Oregon-based Environments helps companies create inspired workspaces. “Simply put, we help companies future-proof their workspaces,” says Chris Corrado, president. Since 1988,Environments has witnessed firsthand the changing landscape of business. Native Portlander and Environments founder Corrado says, “We help our clients navigate the complex realities of the workplace today and plan for their future in a very mindful, strategic way. We think of ourselves as their partners in the process.”
One hundred years ago, the Willamette River might easily have been mistaken for a sewer. Unchecked industrial activity and decades of pollution made it unrecognizable compared to the clean river that now flows north for 187 miles from Eugene through the center of Portland.
The Oregon Entrepreneurs Network (OEN) will be presenting its third annual Entrepreneurial Summit on Friday, June 5 at Castaway in Portland, Oregon.
On June 13th Mayor Charlie Hales will attend nonprofit organization Dream Change’s inaugural Love Summit and will introduce one of its keynote speakers, Dan Wieden of Wieden+Kennedy advertising agency.

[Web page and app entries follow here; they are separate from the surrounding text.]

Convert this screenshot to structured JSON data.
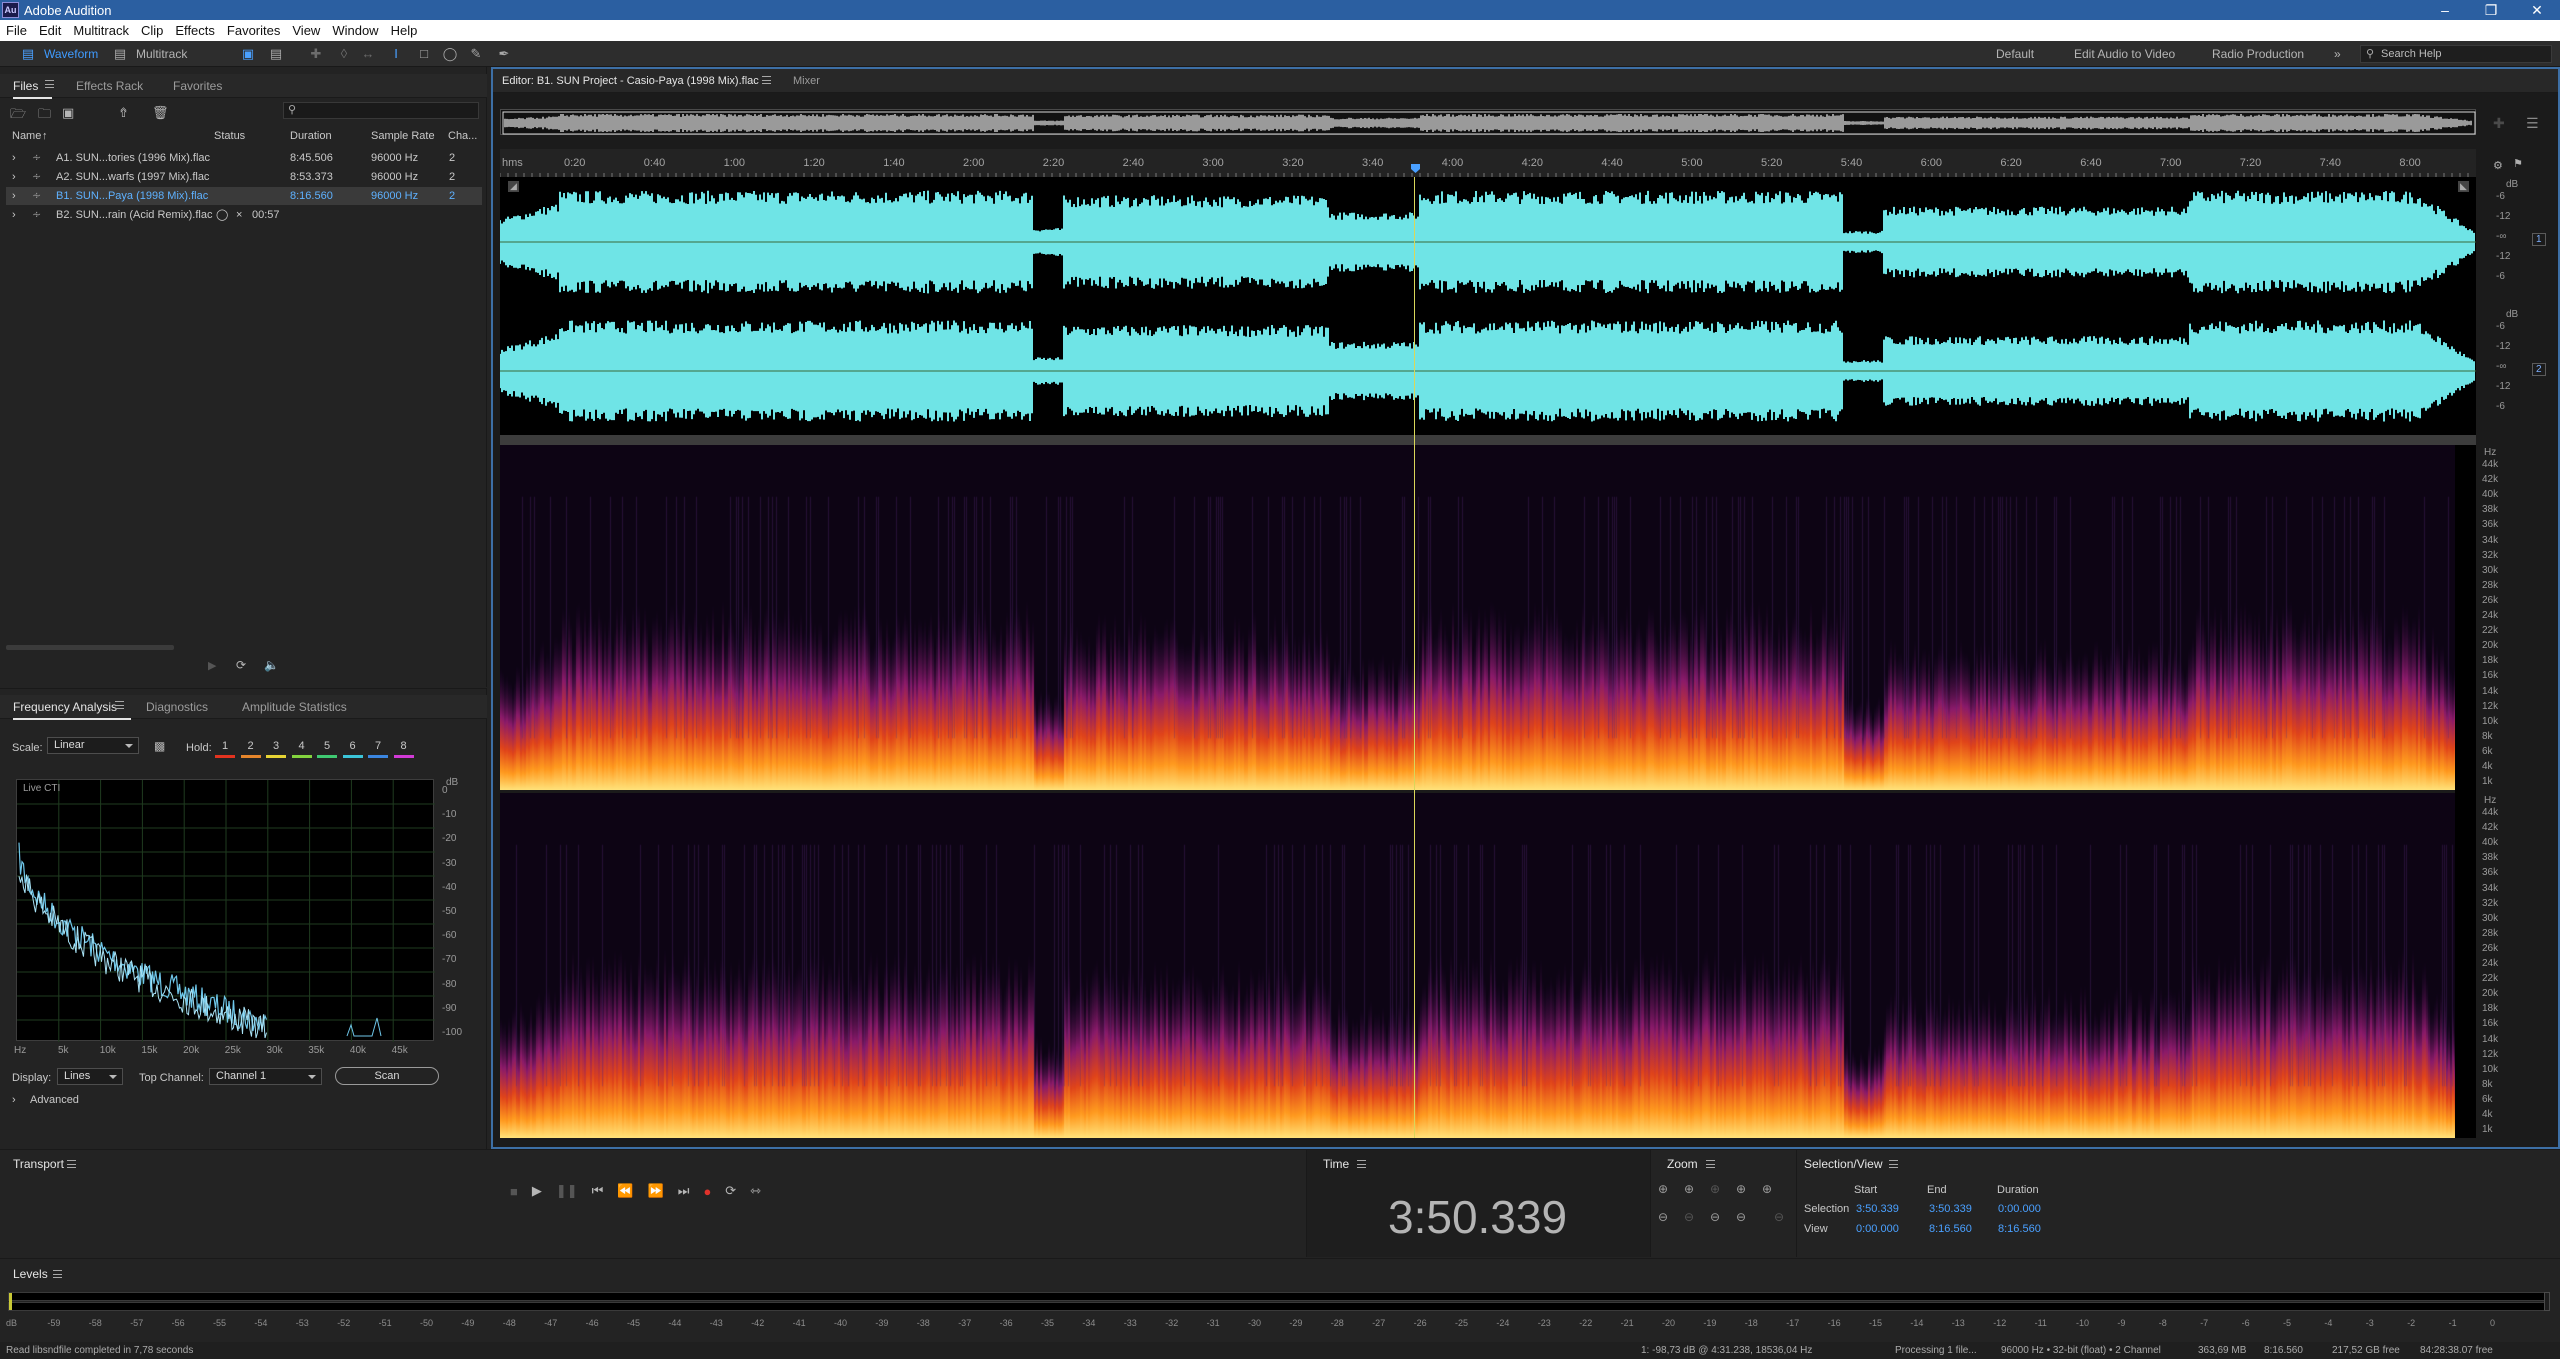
{
  "app": {
    "title": "Adobe Audition",
    "logo": "Au"
  },
  "menu": [
    "File",
    "Edit",
    "Multitrack",
    "Clip",
    "Effects",
    "Favorites",
    "View",
    "Window",
    "Help"
  ],
  "toolbar": {
    "waveform_label": "Waveform",
    "multitrack_label": "Multitrack",
    "workspaces": [
      "Default",
      "Edit Audio to Video",
      "Radio Production"
    ],
    "search_placeholder": "Search Help"
  },
  "files_panel": {
    "tabs": [
      "Files",
      "Effects Rack",
      "Favorites"
    ],
    "columns": [
      "Name",
      "Status",
      "Duration",
      "Sample Rate",
      "Cha..."
    ],
    "rows": [
      {
        "name": "A1. SUN...tories (1996 Mix).flac",
        "status": "",
        "duration": "8:45.506",
        "rate": "96000 Hz",
        "ch": "2",
        "selected": false
      },
      {
        "name": "A2. SUN...warfs (1997 Mix).flac",
        "status": "",
        "duration": "8:53.373",
        "rate": "96000 Hz",
        "ch": "2",
        "selected": false
      },
      {
        "name": "B1. SUN...Paya (1998 Mix).flac",
        "status": "",
        "duration": "8:16.560",
        "rate": "96000 Hz",
        "ch": "2",
        "selected": true
      },
      {
        "name": "B2. SUN...rain (Acid Remix).flac",
        "status": "00:57",
        "duration": "",
        "rate": "",
        "ch": "",
        "selected": false
      }
    ]
  },
  "freq_panel": {
    "tabs": [
      "Frequency Analysis",
      "Diagnostics",
      "Amplitude Statistics"
    ],
    "scale_label": "Scale:",
    "scale_value": "Linear",
    "hold_label": "Hold:",
    "hold_slots": [
      "1",
      "2",
      "3",
      "4",
      "5",
      "6",
      "7",
      "8"
    ],
    "hold_colors": [
      "#e3331f",
      "#e5852b",
      "#e6d334",
      "#83d33e",
      "#3fc972",
      "#3bc4d8",
      "#3b86e0",
      "#d13ad6"
    ],
    "live_label": "Live CTI",
    "db_labels": [
      "dB",
      "0",
      "-10",
      "-20",
      "-30",
      "-40",
      "-50",
      "-60",
      "-70",
      "-80",
      "-90",
      "-100"
    ],
    "hz_labels": [
      "Hz",
      "5k",
      "10k",
      "15k",
      "20k",
      "25k",
      "30k",
      "35k",
      "40k",
      "45k"
    ],
    "display_label": "Display:",
    "display_value": "Lines",
    "top_channel_label": "Top Channel:",
    "top_channel_value": "Channel 1",
    "scan_label": "Scan",
    "advanced_label": "Advanced"
  },
  "editor": {
    "tab_label": "Editor: B1. SUN Project - Casio-Paya (1998 Mix).flac",
    "mixer_label": "Mixer",
    "ruler_unit": "hms",
    "ruler_ticks": [
      "0:20",
      "0:40",
      "1:00",
      "1:20",
      "1:40",
      "2:00",
      "2:20",
      "2:40",
      "3:00",
      "3:20",
      "3:40",
      "4:00",
      "4:20",
      "4:40",
      "5:00",
      "5:20",
      "5:40",
      "6:00",
      "6:20",
      "6:40",
      "7:00",
      "7:20",
      "7:40",
      "8:00"
    ],
    "wave_db_labels": [
      "dB",
      "-6",
      "-12",
      "-∞",
      "-12",
      "-6"
    ],
    "channel_labels": [
      "1",
      "2"
    ],
    "spec_hz_labels": [
      "Hz",
      "44k",
      "42k",
      "40k",
      "38k",
      "36k",
      "34k",
      "32k",
      "30k",
      "28k",
      "26k",
      "24k",
      "22k",
      "20k",
      "18k",
      "16k",
      "14k",
      "12k",
      "10k",
      "8k",
      "6k",
      "4k",
      "1k"
    ],
    "waveform_color": "#6fe4e6"
  },
  "transport": {
    "title": "Transport"
  },
  "time": {
    "title": "Time",
    "value": "3:50.339"
  },
  "zoom": {
    "title": "Zoom"
  },
  "selection_view": {
    "title": "Selection/View",
    "headers": [
      "Start",
      "End",
      "Duration"
    ],
    "selection_label": "Selection",
    "view_label": "View",
    "selection": [
      "3:50.339",
      "3:50.339",
      "0:00.000"
    ],
    "view": [
      "0:00.000",
      "8:16.560",
      "8:16.560"
    ]
  },
  "levels": {
    "title": "Levels",
    "ticks": [
      "dB",
      "-59",
      "-58",
      "-57",
      "-56",
      "-55",
      "-54",
      "-53",
      "-52",
      "-51",
      "-50",
      "-49",
      "-48",
      "-47",
      "-46",
      "-45",
      "-44",
      "-43",
      "-42",
      "-41",
      "-40",
      "-39",
      "-38",
      "-37",
      "-36",
      "-35",
      "-34",
      "-33",
      "-32",
      "-31",
      "-30",
      "-29",
      "-28",
      "-27",
      "-26",
      "-25",
      "-24",
      "-23",
      "-22",
      "-21",
      "-20",
      "-19",
      "-18",
      "-17",
      "-16",
      "-15",
      "-14",
      "-13",
      "-12",
      "-11",
      "-10",
      "-9",
      "-8",
      "-7",
      "-6",
      "-5",
      "-4",
      "-3",
      "-2",
      "-1",
      "0"
    ]
  },
  "status": {
    "left": "Read libsndfile completed in 7,78 seconds",
    "cursor": "1: -98,73 dB @ 4:31.238, 18536,04 Hz",
    "processing": "Processing 1 file...",
    "format": "96000 Hz • 32-bit (float) • 2 Channel",
    "size": "363,69 MB",
    "duration": "8:16.560",
    "free": "217,52 GB free",
    "remaining": "84:28:38.07 free"
  }
}
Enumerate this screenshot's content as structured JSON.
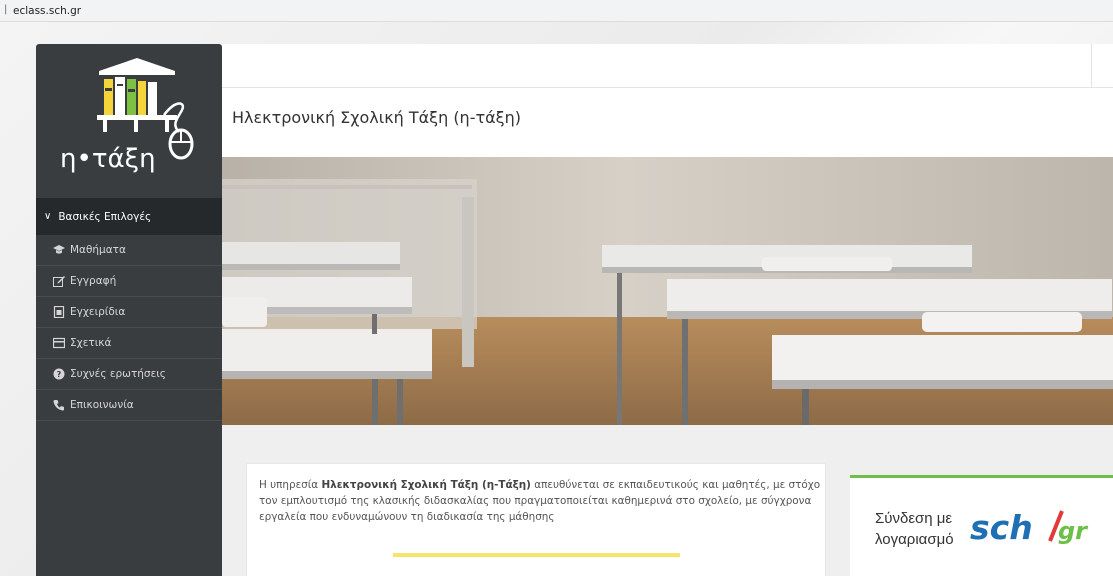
{
  "browser": {
    "url": "eclass.sch.gr"
  },
  "sidebar": {
    "logo_text": "η•τάξη",
    "section_title": "Βασικές Επιλογές",
    "items": [
      {
        "label": "Μαθήματα",
        "icon": "graduation-cap-icon"
      },
      {
        "label": "Εγγραφή",
        "icon": "edit-icon"
      },
      {
        "label": "Εγχειρίδια",
        "icon": "document-icon"
      },
      {
        "label": "Σχετικά",
        "icon": "card-icon"
      },
      {
        "label": "Συχνές ερωτήσεις",
        "icon": "question-circle-icon"
      },
      {
        "label": "Επικοινωνία",
        "icon": "phone-icon"
      }
    ]
  },
  "page": {
    "title": "Ηλεκτρονική Σχολική Τάξη (η-τάξη)"
  },
  "intro": {
    "text_before": "Η υπηρεσία ",
    "text_bold": "Ηλεκτρονική Σχολική Τάξη (η-Τάξη)",
    "text_after": " απευθύνεται σε εκπαιδευτικούς και μαθητές, με στόχο τον εμπλουτισμό της κλασικής διδασκαλίας που πραγματοποιείται καθημερινά στο σχολείο, με σύγχρονα εργαλεία που ενδυναμώνουν τη διαδικασία της μάθησης"
  },
  "login": {
    "line1": "Σύνδεση με",
    "line2": "λογαριασμό",
    "brand": "sch.gr"
  },
  "colors": {
    "sidebar": "#3a3d40",
    "accent_green": "#6cc04a",
    "accent_yellow": "#f7e46a",
    "brand_blue": "#1f6fb5"
  }
}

34 spots for food, 17 places to sip, and 7 sites to choose a brew beckon visitors.